The student who struggles with reading and spelling often puzzles teachers and parents. The student displays average ability to learn in the absence of print and receives the same classroom instruction that benefits most children; however, the student continues to struggle with some or all of the many facets of reading and spelling. This student may be a student with dyslexia.
As defined in TEC §38.003:
Dyslexia means a disorder of constitutional origin manifested by a difficulty in learning to read, write, or spell, despite conventional instruction, adequate intelligence, and socio-cultural opportunity.
Related disorders include disorders similar to or related to dyslexia, such as developmental spelling disability.
The current definition from the International Dyslexia Association states:
Dyslexia is a specific learning disability that is neurological in origin. It is characterized by difficulties with accurate and/or fluent word recognition and by poor spelling and decoding abilities. These difficulties typically result from a deficit in the phonological component of language that is often unexpected in relation to other cognitive abilities and the provision of effective classroom instruction. Secondary consequences may include problems in reading comprehension and reduced reading experience that can impede growth of vocabulary and background knowledge (Adopted by the International Dyslexia Association Board of Directors, November 12, 2002).

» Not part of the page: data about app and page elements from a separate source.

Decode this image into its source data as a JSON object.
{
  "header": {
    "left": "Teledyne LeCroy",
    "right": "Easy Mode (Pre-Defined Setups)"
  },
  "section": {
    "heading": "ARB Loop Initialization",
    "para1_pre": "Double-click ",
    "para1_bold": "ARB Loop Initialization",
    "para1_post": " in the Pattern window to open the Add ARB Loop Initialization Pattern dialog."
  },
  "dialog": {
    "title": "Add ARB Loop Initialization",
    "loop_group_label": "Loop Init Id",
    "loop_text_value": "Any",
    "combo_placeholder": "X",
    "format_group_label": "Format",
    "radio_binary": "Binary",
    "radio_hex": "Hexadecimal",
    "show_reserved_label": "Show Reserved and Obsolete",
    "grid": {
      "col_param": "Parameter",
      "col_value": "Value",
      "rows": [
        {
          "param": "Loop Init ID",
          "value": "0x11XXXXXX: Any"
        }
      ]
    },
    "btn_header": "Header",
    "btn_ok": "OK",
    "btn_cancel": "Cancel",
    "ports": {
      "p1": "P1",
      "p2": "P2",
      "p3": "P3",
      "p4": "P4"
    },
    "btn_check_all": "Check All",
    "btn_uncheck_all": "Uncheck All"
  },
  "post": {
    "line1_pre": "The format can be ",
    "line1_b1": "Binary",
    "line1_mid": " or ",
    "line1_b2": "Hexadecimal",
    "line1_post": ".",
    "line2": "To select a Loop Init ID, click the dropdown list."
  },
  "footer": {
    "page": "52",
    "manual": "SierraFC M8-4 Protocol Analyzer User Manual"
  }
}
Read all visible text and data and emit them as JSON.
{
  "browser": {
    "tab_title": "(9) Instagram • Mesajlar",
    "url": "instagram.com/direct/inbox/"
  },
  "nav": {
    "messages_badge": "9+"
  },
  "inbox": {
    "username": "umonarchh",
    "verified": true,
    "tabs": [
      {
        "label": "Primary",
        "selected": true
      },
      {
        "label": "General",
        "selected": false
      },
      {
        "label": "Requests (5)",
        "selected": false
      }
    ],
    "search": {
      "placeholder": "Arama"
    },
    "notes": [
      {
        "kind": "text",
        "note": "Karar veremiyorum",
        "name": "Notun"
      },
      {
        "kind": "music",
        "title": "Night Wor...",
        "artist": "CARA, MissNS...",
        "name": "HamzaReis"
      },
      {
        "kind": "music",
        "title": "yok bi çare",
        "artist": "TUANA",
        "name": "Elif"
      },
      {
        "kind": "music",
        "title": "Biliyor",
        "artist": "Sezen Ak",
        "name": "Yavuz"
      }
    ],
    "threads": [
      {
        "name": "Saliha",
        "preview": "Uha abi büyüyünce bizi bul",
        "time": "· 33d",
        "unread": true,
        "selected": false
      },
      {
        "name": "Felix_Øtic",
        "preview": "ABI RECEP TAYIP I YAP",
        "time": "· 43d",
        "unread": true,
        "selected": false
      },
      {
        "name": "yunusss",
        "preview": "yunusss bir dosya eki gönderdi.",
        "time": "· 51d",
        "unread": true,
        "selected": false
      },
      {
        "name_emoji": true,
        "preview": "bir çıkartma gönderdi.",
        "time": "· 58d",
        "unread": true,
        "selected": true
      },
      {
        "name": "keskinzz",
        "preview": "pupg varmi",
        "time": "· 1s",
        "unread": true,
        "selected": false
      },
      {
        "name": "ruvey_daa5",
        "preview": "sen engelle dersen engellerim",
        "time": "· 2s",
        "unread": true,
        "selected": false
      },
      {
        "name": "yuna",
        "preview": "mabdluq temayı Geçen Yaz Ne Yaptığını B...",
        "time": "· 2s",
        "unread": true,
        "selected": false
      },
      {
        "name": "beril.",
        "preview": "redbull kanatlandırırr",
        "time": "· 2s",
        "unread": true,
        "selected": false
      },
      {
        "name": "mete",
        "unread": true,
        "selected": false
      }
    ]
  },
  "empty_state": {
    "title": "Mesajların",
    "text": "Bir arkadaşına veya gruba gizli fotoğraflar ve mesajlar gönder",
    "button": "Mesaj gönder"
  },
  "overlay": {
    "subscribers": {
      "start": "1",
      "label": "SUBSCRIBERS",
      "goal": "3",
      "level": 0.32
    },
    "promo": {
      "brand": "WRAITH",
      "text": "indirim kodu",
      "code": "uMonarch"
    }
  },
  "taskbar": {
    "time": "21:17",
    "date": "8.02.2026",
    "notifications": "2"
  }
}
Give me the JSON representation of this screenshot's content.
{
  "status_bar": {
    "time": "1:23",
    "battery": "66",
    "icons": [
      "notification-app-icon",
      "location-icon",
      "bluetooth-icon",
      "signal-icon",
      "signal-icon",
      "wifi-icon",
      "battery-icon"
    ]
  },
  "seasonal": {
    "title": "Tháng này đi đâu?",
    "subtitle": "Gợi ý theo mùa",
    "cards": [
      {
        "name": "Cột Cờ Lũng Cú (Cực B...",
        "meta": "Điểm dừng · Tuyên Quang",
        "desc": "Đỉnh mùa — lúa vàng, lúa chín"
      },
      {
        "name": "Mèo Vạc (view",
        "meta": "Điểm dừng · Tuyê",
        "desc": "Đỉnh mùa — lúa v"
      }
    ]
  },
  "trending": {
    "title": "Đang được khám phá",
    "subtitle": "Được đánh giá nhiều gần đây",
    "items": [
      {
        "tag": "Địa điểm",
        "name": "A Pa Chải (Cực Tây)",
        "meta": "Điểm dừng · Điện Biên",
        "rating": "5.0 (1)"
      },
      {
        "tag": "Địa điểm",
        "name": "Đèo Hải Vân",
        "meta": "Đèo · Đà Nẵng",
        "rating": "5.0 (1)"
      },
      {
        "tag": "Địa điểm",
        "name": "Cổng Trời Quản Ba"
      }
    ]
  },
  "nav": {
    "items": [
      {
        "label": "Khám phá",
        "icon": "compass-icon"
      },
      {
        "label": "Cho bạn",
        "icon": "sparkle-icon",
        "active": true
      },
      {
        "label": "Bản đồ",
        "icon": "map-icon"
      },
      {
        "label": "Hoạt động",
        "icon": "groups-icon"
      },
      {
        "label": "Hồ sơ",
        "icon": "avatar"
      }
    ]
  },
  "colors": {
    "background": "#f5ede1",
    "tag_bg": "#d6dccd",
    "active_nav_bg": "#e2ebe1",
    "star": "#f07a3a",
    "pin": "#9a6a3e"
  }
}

The primary difficulties of a student identified as having dyslexia occur in phonemic awareness and manipulation, single-word decoding, reading fluency, and spelling. Secondary consequences of dyslexia may include difficulties in reading comprehension and/or written expression. These difficulties are unexpected for the student’s age, educational level, or cognitive abilities. Additionally, there is often a family history of similar difficulties.
The following are the primary reading/spelling characteristics of dyslexia:
Difficulty reading real words in isolation
Difficulty accurately decoding nonsense words
Slow, inaccurate, or labored oral reading; (lack of reading fluency)
Difficulty with learning to spell
The reading/spelling characteristics are the result of difficulty with the following:
The development of phonological awareness, including segmenting, blending and manipulating sounds in words
Learning the names of letters and their associated sounds
Phonological memory (holding information about sounds and words in memory)
Rapid naming of familiar objects, colors or letters of the alphabet
Secondary consequences of dyslexia may include the following:
Variable difficulty with aspects of reading comprehension;
Variable difficulty with aspects of writing composition;
A limited amount of time spent in reading activities
Please contact the College Board at http://sat.collegeboard.org/register/for-students-with-disabilities or call customer service at (609) 771-7137 within five years of initial dyslexia testing and evaluation to learn about the accommodation process on college entrance exams.